|Demand of the question |
Introduction. Contextual Introduction.
Body. Argument against and in favour of a common official language.
Conclusion. Way forward.
India is linguistically diverse country. Starting from Jammu – Kashmir in north to Kanyakumari in south and Gujarat in West to Arunachal Pradesh in east, people speak different languages and dialect. Few of them are Hindi, Bengali, Tamil, Telugu, Kannada, Urdu, Haryanvi etc. Indian constitution considers English and Hindi as the official languages. From the time before independence to present time, there has always been controversy regarding “One India, One language” and imposing Hindi as the national language.
Hindi as the common official language of India:
- Article 343 mentions that official language of the union shall be Hindi in Devanagari script.
- Hindi as a common language would be used by speakers of different languages or a language used by people of diverse speech to communicate with one another, often a basic form of speech with simplified grammar.
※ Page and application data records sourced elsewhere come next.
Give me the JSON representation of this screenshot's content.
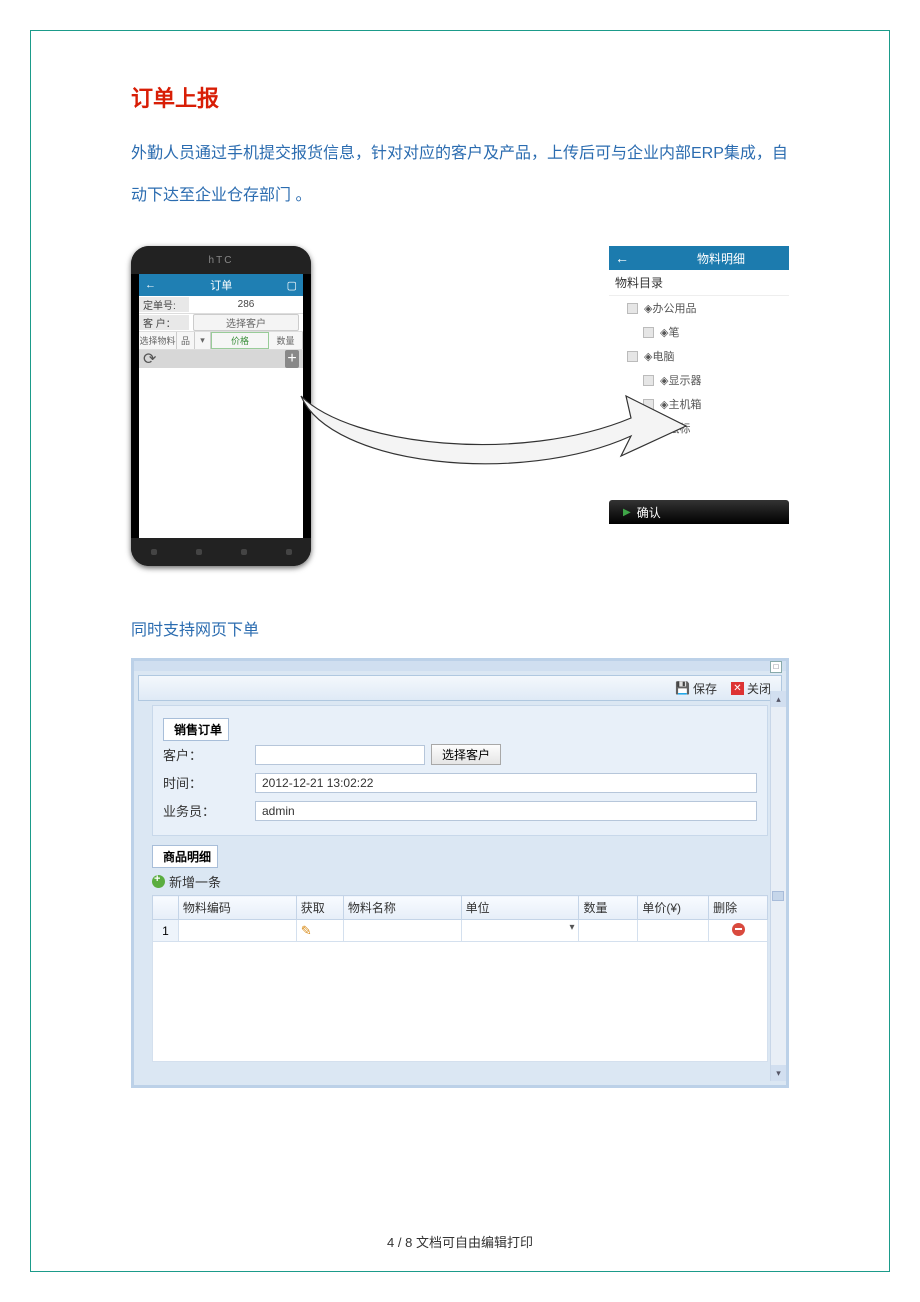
{
  "heading": "订单上报",
  "intro": "外勤人员通过手机提交报货信息，针对对应的客户及产品，上传后可与企业内部ERP集成，自动下达至企业仓存部门 。",
  "phone": {
    "brand": "hTC",
    "app_title": "订单",
    "order_no_label": "定单号:",
    "order_no": "286",
    "customer_label": "客 户：",
    "select_customer": "选择客户",
    "filters": {
      "select_material": "选择物料",
      "spec": "品",
      "price": "价格",
      "qty": "数量"
    }
  },
  "tree": {
    "title": "物料明细",
    "root": "物料目录",
    "cat1": "办公用品",
    "cat1_items": [
      "笔"
    ],
    "cat2": "电脑",
    "cat2_items": [
      "显示器",
      "主机箱",
      "鼠标"
    ],
    "confirm": "确认"
  },
  "subheading": "同时支持网页下单",
  "webform": {
    "save": "保存",
    "close": "关闭",
    "section1": "销售订单",
    "customer_label": "客户：",
    "select_customer_btn": "选择客户",
    "time_label": "时间：",
    "time_value": "2012-12-21 13:02:22",
    "staff_label": "业务员：",
    "staff_value": "admin",
    "section2": "商品明细",
    "add_row": "新增一条",
    "columns": {
      "code": "物料编码",
      "fetch": "获取",
      "name": "物料名称",
      "unit": "单位",
      "qty": "数量",
      "price": "单价(¥)",
      "delete": "删除"
    },
    "row1": "1"
  },
  "footer": "4 / 8 文档可自由编辑打印"
}
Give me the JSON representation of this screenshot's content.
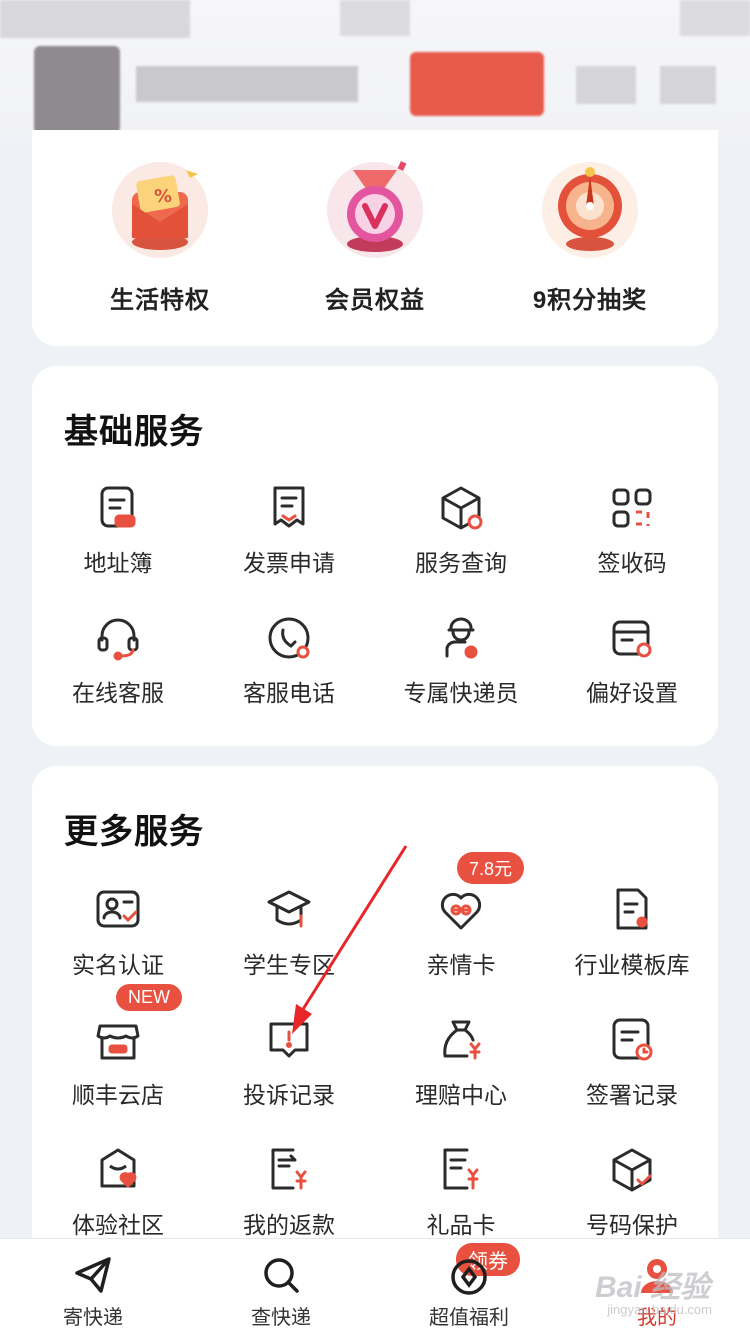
{
  "privileges": [
    {
      "label": "生活特权",
      "icon": "envelope-coupon-icon"
    },
    {
      "label": "会员权益",
      "icon": "medal-v-icon"
    },
    {
      "label": "9积分抽奖",
      "icon": "lottery-wheel-icon"
    }
  ],
  "basic": {
    "title": "基础服务",
    "items": [
      {
        "label": "地址簿",
        "icon": "address-book-icon"
      },
      {
        "label": "发票申请",
        "icon": "invoice-icon"
      },
      {
        "label": "服务查询",
        "icon": "package-search-icon"
      },
      {
        "label": "签收码",
        "icon": "qr-code-icon"
      },
      {
        "label": "在线客服",
        "icon": "headset-icon"
      },
      {
        "label": "客服电话",
        "icon": "phone-icon"
      },
      {
        "label": "专属快递员",
        "icon": "courier-icon"
      },
      {
        "label": "偏好设置",
        "icon": "settings-card-icon"
      }
    ]
  },
  "more": {
    "title": "更多服务",
    "items": [
      {
        "label": "实名认证",
        "icon": "id-card-icon"
      },
      {
        "label": "学生专区",
        "icon": "graduation-cap-icon"
      },
      {
        "label": "亲情卡",
        "icon": "heart-link-icon",
        "badge": "7.8元"
      },
      {
        "label": "行业模板库",
        "icon": "template-doc-icon"
      },
      {
        "label": "顺丰云店",
        "icon": "store-icon",
        "badge": "NEW"
      },
      {
        "label": "投诉记录",
        "icon": "complaint-icon"
      },
      {
        "label": "理赔中心",
        "icon": "money-bag-icon"
      },
      {
        "label": "签署记录",
        "icon": "signed-doc-icon"
      },
      {
        "label": "体验社区",
        "icon": "community-heart-icon"
      },
      {
        "label": "我的返款",
        "icon": "refund-icon"
      },
      {
        "label": "礼品卡",
        "icon": "gift-card-icon"
      },
      {
        "label": "号码保护",
        "icon": "shield-check-icon"
      }
    ]
  },
  "bottom_nav": {
    "items": [
      {
        "label": "寄快递",
        "icon": "send-plane-icon"
      },
      {
        "label": "查快递",
        "icon": "search-icon"
      },
      {
        "label": "超值福利",
        "icon": "coupon-icon",
        "badge": "领券"
      },
      {
        "label": "我的",
        "icon": "profile-icon"
      }
    ]
  },
  "watermark": {
    "text": "Bai 经验",
    "sub": "jingyan.baidu.com"
  },
  "colors": {
    "accent": "#e8513f",
    "icon_stroke": "#2b2b2b"
  }
}
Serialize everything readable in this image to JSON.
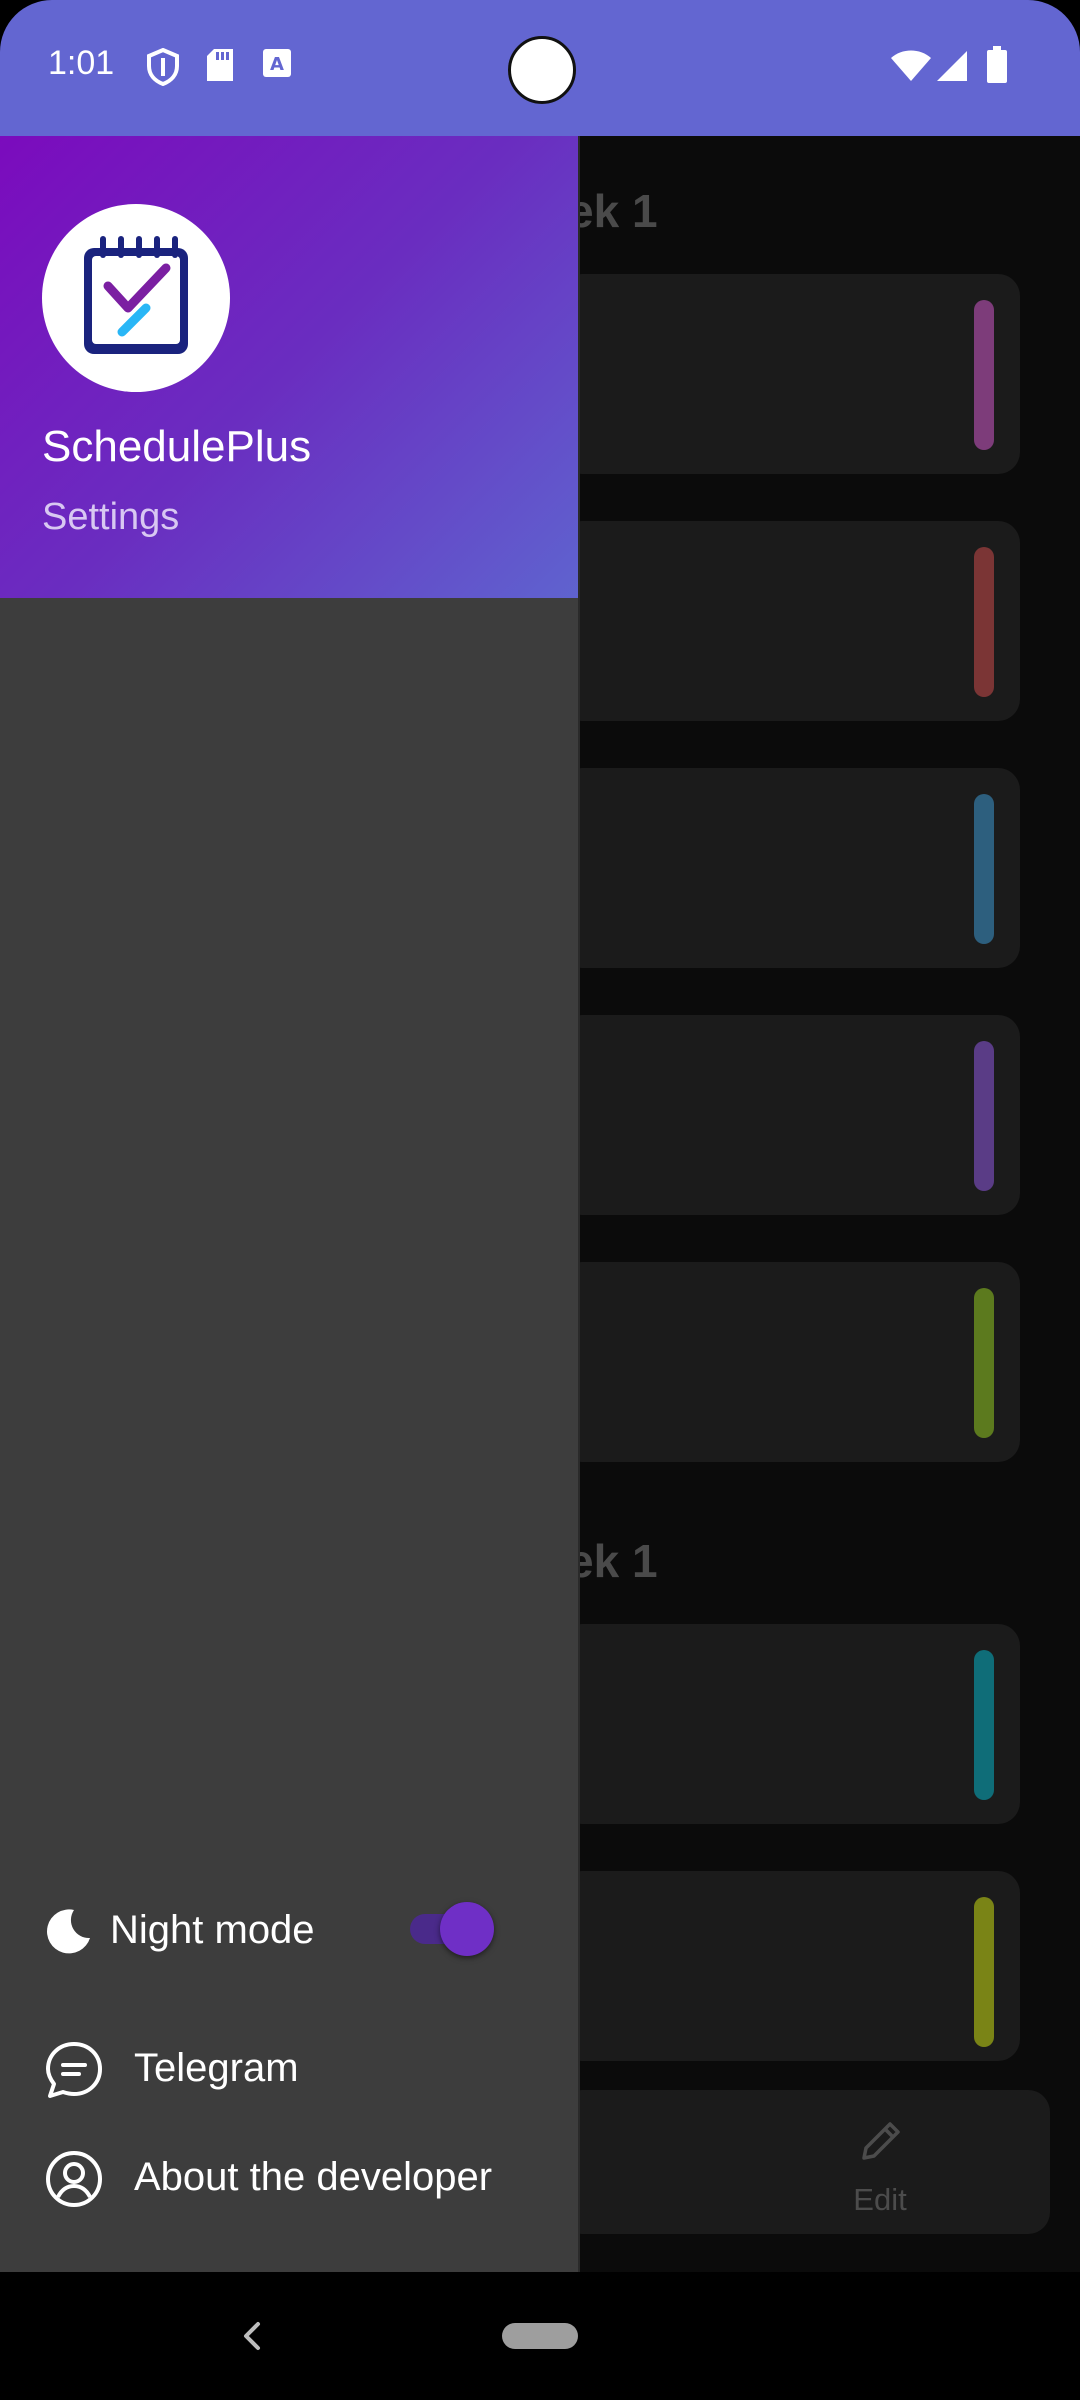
{
  "status_bar": {
    "time": "1:01",
    "icons": [
      "shield-icon",
      "sd-card-icon",
      "keyboard-a-icon",
      "wifi-icon",
      "signal-icon",
      "battery-icon"
    ],
    "color": "#6366d1"
  },
  "background_schedule": {
    "week_labels": [
      "ek 1",
      "ek 1"
    ],
    "cards": [
      {
        "accent": "#7d3c7a"
      },
      {
        "accent": "#7b3535"
      },
      {
        "accent": "#2d5f7e"
      },
      {
        "accent": "#5a3c86"
      },
      {
        "accent": "#5c7a1e"
      },
      {
        "accent": "#0f6d78"
      },
      {
        "accent": "#7a8416"
      }
    ],
    "edit_label": "Edit",
    "edit_icon": "pencil-icon"
  },
  "drawer": {
    "app_name": "SchedulePlus",
    "subtitle": "Settings",
    "logo_icon": "calendar-check-icon",
    "night_mode": {
      "label": "Night mode",
      "icon": "moon-icon",
      "enabled": true
    },
    "items": [
      {
        "label": "Telegram",
        "icon": "chat-bubble-icon"
      },
      {
        "label": "About the developer",
        "icon": "user-circle-icon"
      }
    ]
  },
  "nav_bar": {
    "icons": [
      "back-chevron-icon",
      "home-pill-icon"
    ]
  }
}
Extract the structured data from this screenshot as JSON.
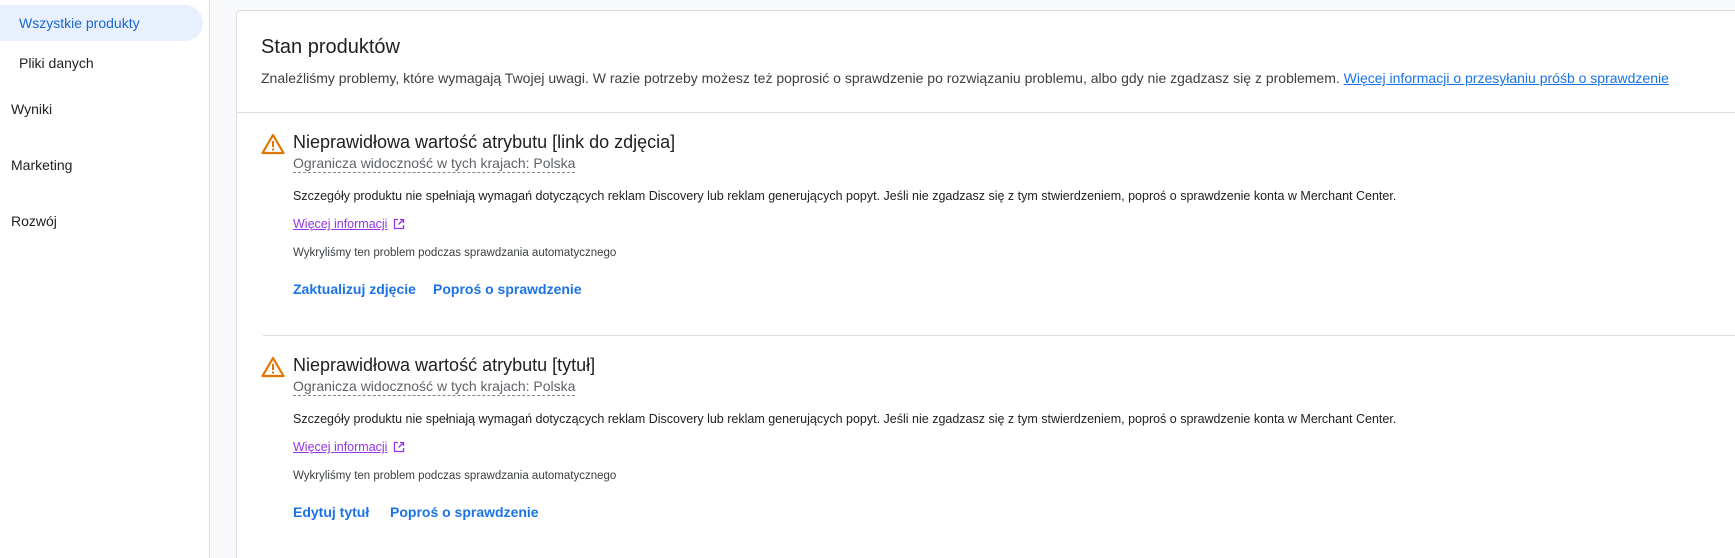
{
  "sidebar": {
    "sub_items": [
      {
        "label": "Wszystkie produkty",
        "active": true
      },
      {
        "label": "Pliki danych",
        "active": false
      }
    ],
    "top_items": [
      {
        "label": "Wyniki"
      },
      {
        "label": "Marketing"
      },
      {
        "label": "Rozwój"
      }
    ]
  },
  "card": {
    "title": "Stan produktów",
    "description": "Znaleźliśmy problemy, które wymagają Twojej uwagi. W razie potrzeby możesz też poprosić o sprawdzenie po rozwiązaniu problemu, albo gdy nie zgadzasz się z problemem.",
    "description_link": "Więcej informacji o przesyłaniu próśb o sprawdzenie"
  },
  "issues": [
    {
      "icon": "warning-icon",
      "title": "Nieprawidłowa wartość atrybutu [link do zdjęcia]",
      "subtitle": "Ogranicza widoczność w tych krajach: Polska",
      "body": "Szczegóły produktu nie spełniają wymagań dotyczących reklam Discovery lub reklam generujących popyt. Jeśli nie zgadzasz się z tym stwierdzeniem, poproś o sprawdzenie konta w Merchant Center.",
      "more_link": "Więcej informacji",
      "meta": "Wykryliśmy ten problem podczas sprawdzania automatycznego",
      "primary_action": "Zaktualizuj zdjęcie",
      "secondary_action": "Poproś o sprawdzenie"
    },
    {
      "icon": "warning-icon",
      "title": "Nieprawidłowa wartość atrybutu [tytuł]",
      "subtitle": "Ogranicza widoczność w tych krajach: Polska",
      "body": "Szczegóły produktu nie spełniają wymagań dotyczących reklam Discovery lub reklam generujących popyt. Jeśli nie zgadzasz się z tym stwierdzeniem, poproś o sprawdzenie konta w Merchant Center.",
      "more_link": "Więcej informacji",
      "meta": "Wykryliśmy ten problem podczas sprawdzania automatycznego",
      "primary_action": "Edytuj tytuł",
      "secondary_action": "Poproś o sprawdzenie"
    }
  ],
  "colors": {
    "accent": "#1a73e8",
    "active_nav_bg": "#e8f0fe",
    "warning": "#e37400",
    "visited_link": "#9334e6"
  }
}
- Less than half of all Indians speak Hindi, the most widely spoken language. It is the mother tongue of only 26% of India’s population.
- The second-most widely spoken language, English, is spoken by around 10% of Indians. The majority of Indians speak a variety of regional languages, many of which use distinct scripts and have little linguistic relation to each other.
- Hindi has acquired more importance than ever before as professionals have become increasingly mobile. And they have a great need to know Hindi as a means of communication.
- Hindi is one such language that is understood by people from different castes and states, and therefore deserves to be the official language of India.
- Already Indian has adopted the western culture in many ways. If it continues there will be no personal or rather say national identity of India.
- The small little steps are the ways that will make sure that the people from different religion have at least something in common as Indians.
- Hindi, especially in the less highly Sanskritised form used in everyday speech, is barely distinct from other languages.
Argument against Hindi as common official language:
- In spite of Hindi being the National Official Language of India and in spite of being a base language for other Indian languages, Hindi is not actually Lingua Franca of India.
- Apart from the general divide between the North and the South, there is also a Linguistic Divide. South India is home to Dravidian states. These states are not really willing to readily accept Hindi as an official language.
- If Hindi is given priority then it will create differences among the people who don’t speak it making them feel as second class citizens.
- It can also endanger other languages and dialects and reduce diversity. National integration cannot come at the cost of people’s linguistic identities.
- It would lead to Hindi chauvinism and is against linguistic diversity of the nation.
National integration in a multilingual country does not require the imposition of one official language on the country, especially when the language selected for the purpose is one of its many regional languages even if it happens to be that of the largest linguistic group in the country. The focus should not be on establishing one national language, but should be shifted to strengthening the official languages whose importance cannot be disregarded.